LISTED RECORDS:
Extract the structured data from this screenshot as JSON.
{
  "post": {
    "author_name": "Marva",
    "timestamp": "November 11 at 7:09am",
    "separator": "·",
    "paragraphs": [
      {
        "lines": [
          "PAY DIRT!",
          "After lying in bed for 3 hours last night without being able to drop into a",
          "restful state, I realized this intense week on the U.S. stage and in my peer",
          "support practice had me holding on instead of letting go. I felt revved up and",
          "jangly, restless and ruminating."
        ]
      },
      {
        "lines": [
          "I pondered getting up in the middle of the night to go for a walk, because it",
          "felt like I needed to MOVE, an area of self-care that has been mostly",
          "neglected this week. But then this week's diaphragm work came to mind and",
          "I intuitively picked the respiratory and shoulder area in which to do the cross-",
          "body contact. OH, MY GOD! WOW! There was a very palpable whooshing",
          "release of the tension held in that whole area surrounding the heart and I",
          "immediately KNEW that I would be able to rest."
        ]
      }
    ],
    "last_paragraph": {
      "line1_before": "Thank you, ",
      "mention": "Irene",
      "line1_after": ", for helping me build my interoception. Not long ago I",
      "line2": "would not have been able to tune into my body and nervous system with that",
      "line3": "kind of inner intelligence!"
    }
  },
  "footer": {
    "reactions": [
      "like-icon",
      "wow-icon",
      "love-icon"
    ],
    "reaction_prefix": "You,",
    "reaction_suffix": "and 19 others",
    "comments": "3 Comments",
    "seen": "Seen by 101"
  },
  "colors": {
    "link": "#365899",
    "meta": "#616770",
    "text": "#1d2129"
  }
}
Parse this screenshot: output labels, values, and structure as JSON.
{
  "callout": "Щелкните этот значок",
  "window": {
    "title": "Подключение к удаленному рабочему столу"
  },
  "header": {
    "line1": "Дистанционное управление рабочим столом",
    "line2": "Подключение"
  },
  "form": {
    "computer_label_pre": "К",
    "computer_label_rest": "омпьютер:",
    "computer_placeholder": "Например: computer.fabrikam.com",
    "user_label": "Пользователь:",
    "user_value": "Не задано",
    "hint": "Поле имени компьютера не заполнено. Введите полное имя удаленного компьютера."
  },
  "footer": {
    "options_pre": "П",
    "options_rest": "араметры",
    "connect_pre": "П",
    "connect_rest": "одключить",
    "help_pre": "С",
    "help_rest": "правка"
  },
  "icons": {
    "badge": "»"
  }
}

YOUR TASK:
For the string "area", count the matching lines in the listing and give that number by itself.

ANSWER TO THE EXERCISE:
3